§ What you have to do
Locate every line below that contains the word "title" and copy it.

§ Study material
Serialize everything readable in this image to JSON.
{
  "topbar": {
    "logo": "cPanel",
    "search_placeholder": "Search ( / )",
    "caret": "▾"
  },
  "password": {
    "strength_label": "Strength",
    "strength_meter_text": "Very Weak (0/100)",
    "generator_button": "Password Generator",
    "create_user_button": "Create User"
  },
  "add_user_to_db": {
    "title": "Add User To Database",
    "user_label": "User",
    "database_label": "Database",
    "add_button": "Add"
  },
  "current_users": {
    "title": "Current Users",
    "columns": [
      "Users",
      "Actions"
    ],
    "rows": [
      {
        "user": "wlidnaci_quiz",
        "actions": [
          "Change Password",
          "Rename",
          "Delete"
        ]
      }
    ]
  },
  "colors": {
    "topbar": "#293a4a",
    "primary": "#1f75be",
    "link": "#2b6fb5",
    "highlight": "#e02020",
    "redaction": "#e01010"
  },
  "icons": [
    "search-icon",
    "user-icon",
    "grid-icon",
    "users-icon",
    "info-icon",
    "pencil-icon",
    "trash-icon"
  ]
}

§ Exercise result
    "title": "Add User To Database",
    "title": "Current Users",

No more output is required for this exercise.